NEW YORK (Reuters) - Even as the United States has the opportunity to elect its first black president, prominent American author Toni Morrison says black college students today are not as focused on racial issues as their predecessors.

"In racial division, they are not interested. They are sort of bored with it," said Morrison, the first black woman to win the Nobel Prize in Literature and a Princeton University lecturer. "They don't even want to talk about it."

Morrison and other leading black Americans talk about black culture in a new HBO documentary airing on U.S. television this week, called "The Black List Vol.1," featuring interviews with 23 successful black Americans from varied backgrounds.

The documentary, coming in a week when U.S. Sen. Barack Obama is set to secure the Democratic nomination to run for the White House, centers on what it means to be black in America and how that has evolved since the civil rights movement to abolish racial discrimination in the 1950s and 1960s.

The film's director, portrait photographer Timothy Greenfield-Sanders, said Obama's candidacy has brought about "the most open discussion of race since the civil rights movement in many ways ... that is a wonderful moment."
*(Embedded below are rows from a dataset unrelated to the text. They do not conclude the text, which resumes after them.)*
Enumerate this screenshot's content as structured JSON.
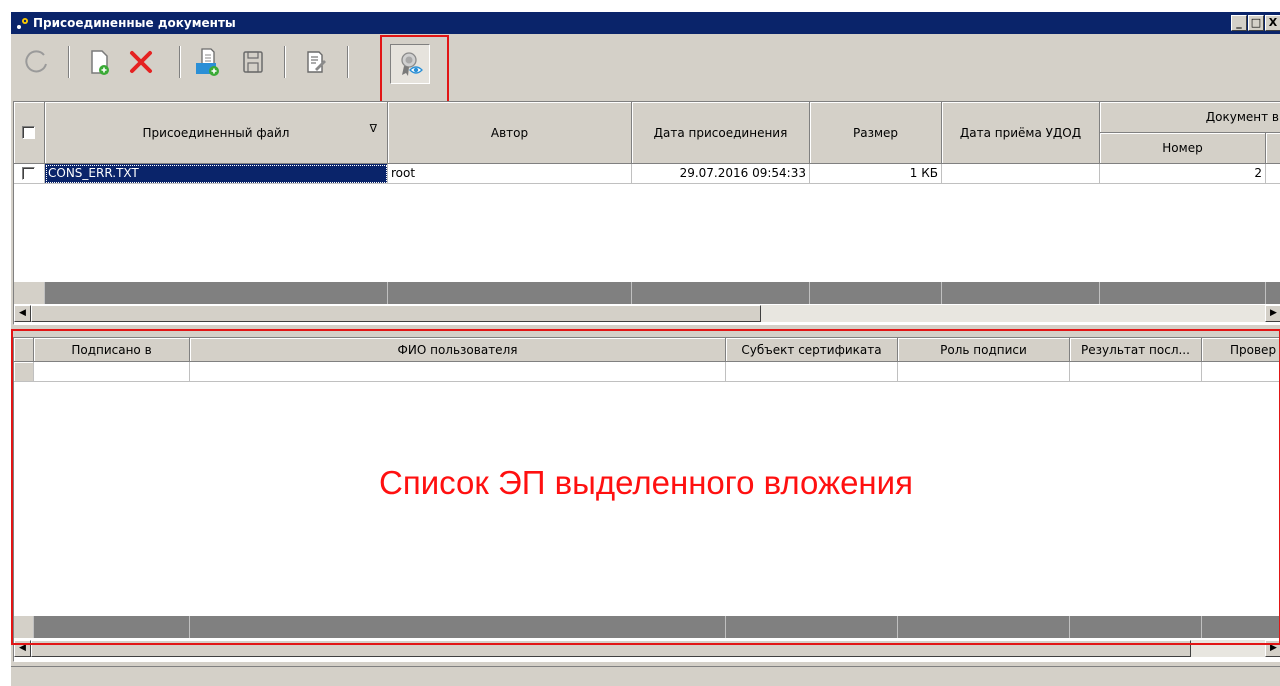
{
  "window": {
    "title": "Присоединенные документы",
    "controls": {
      "minimize": "_",
      "maximize": "□",
      "close": "X"
    }
  },
  "toolbar": {
    "buttons": [
      {
        "name": "refresh",
        "icon": "refresh-icon"
      },
      {
        "name": "add-document",
        "icon": "new-document-icon"
      },
      {
        "name": "delete",
        "icon": "delete-icon"
      },
      {
        "name": "attach",
        "icon": "attach-document-icon"
      },
      {
        "name": "save",
        "icon": "save-icon"
      },
      {
        "name": "edit",
        "icon": "edit-document-icon"
      },
      {
        "name": "view-signatures",
        "icon": "certificate-view-icon",
        "pressed": true,
        "highlighted": true
      }
    ]
  },
  "documents_table": {
    "columns": {
      "file": "Присоединенный файл",
      "author": "Автор",
      "attached_date": "Дата присоединения",
      "size": "Размер",
      "udod_date": "Дата приёма УДОД",
      "doc_group": "Документ в",
      "number": "Номер"
    },
    "sort_indicator": "∇",
    "rows": [
      {
        "file": "CONS_ERR.TXT",
        "author": "root",
        "attached_date": "29.07.2016 09:54:33",
        "size": "1 КБ",
        "udod_date": "",
        "number": "2",
        "selected": true
      }
    ]
  },
  "signatures_table": {
    "columns": {
      "signed_in": "Подписано в",
      "user_fio": "ФИО пользователя",
      "cert_subject": "Субъект сертификата",
      "sign_role": "Роль подписи",
      "last_result": "Результат посл...",
      "check": "Провер"
    },
    "rows": []
  },
  "annotation": {
    "caption": "Список ЭП выделенного вложения",
    "color": "#ff1010"
  },
  "colors": {
    "titlebar": "#0a246a",
    "window_bg": "#d4d0c8",
    "highlight_border": "#e21515"
  }
}
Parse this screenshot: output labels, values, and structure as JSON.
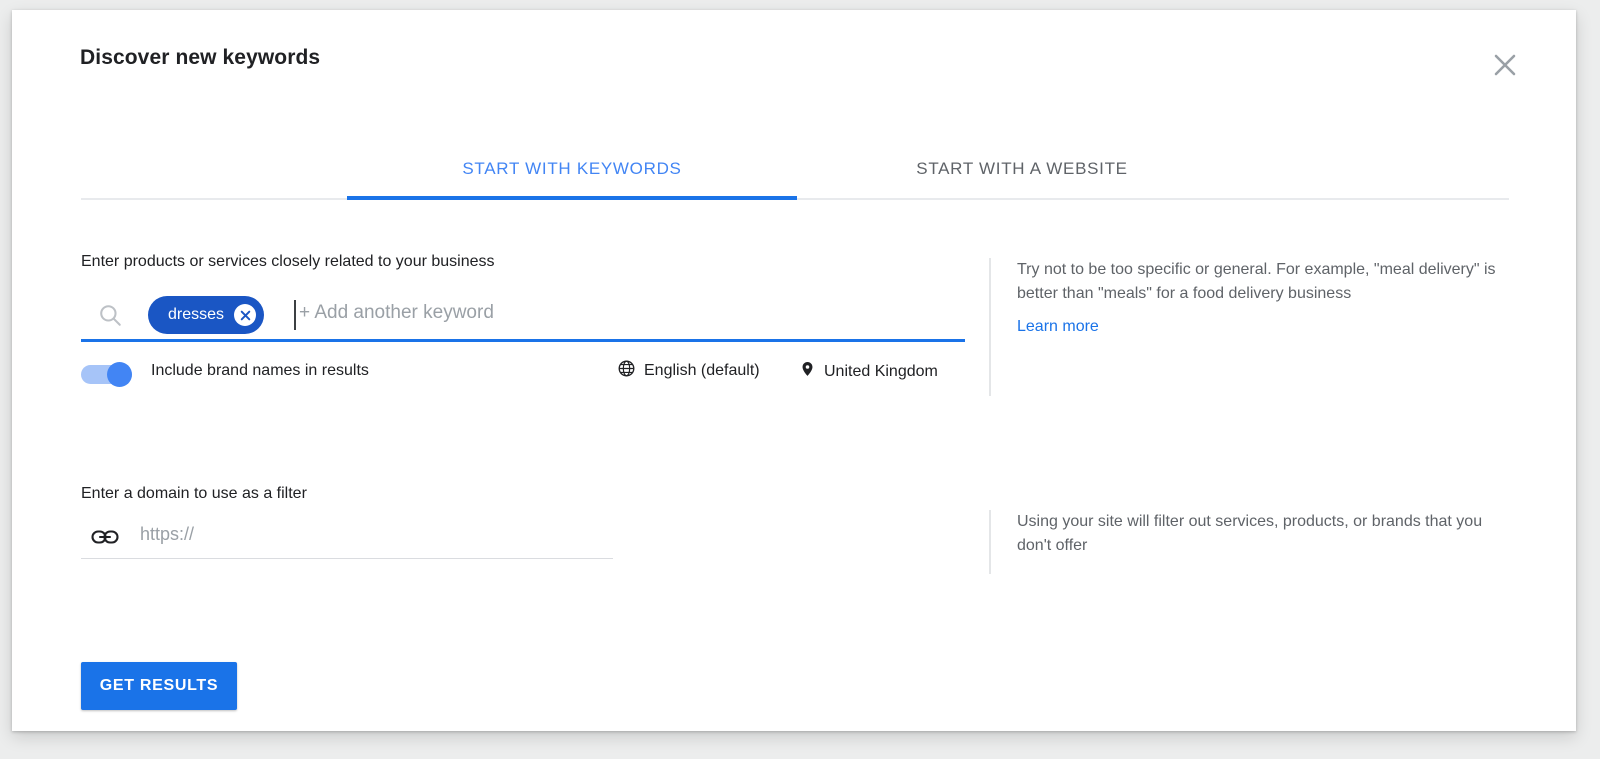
{
  "dialog": {
    "title": "Discover new keywords",
    "close_icon": "close-icon"
  },
  "tabs": [
    {
      "label": "START WITH KEYWORDS",
      "selected": true
    },
    {
      "label": "START WITH A WEBSITE",
      "selected": false
    }
  ],
  "keywords_section": {
    "label": "Enter products or services closely related to your business",
    "search_icon": "search-icon",
    "chips": [
      {
        "label": "dresses",
        "remove_icon": "close-circle-icon"
      }
    ],
    "input_placeholder": "+ Add another keyword",
    "input_value": "",
    "toggle": {
      "label": "Include brand names in results",
      "state": "on"
    },
    "language": {
      "icon": "globe-icon",
      "value": "English (default)"
    },
    "location": {
      "icon": "location-pin-icon",
      "value": "United Kingdom"
    }
  },
  "domain_section": {
    "label": "Enter a domain to use as a filter",
    "link_icon": "link-icon",
    "input_placeholder": "https://",
    "input_value": ""
  },
  "tips": {
    "keywords_tip": "Try not to be too specific or general. For example, \"meal delivery\" is better than \"meals\" for a food delivery business",
    "learn_more": "Learn more",
    "domain_tip": "Using your site will filter out services, products, or brands that you don't offer"
  },
  "footer": {
    "submit_label": "GET RESULTS"
  },
  "colors": {
    "accent": "#1a73e8",
    "tab_active": "#4285f4",
    "chip_bg": "#1a56c4",
    "text_primary": "#202124",
    "text_secondary": "#5f6368",
    "placeholder": "#9aa0a6"
  }
}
Morrison, 77, told Reuters some older African Americans found it hard to accept that times had changed since the civil rights movement as the country moves closer to equality.

The older generation "are sometimes reluctant to see what they worked for come to fruition, which is a nonracist society -- because they really want that to happen -- but it is very difficult to give up on," she said.

Morrison and others interviewed in the film, including Colin Powell, said America was yet to reach full racial equality. Powell cites people questioning his appointment as U.S. Secretary of State due to his race and ongoing problems with young black children receiving quality education.   Continued...

<p>Author Toni Morrison smiles as she arrives at Rolex's Mentor and Protege gala, November 10, 2003 in New York. REUTERS/Stephen Chernin</p>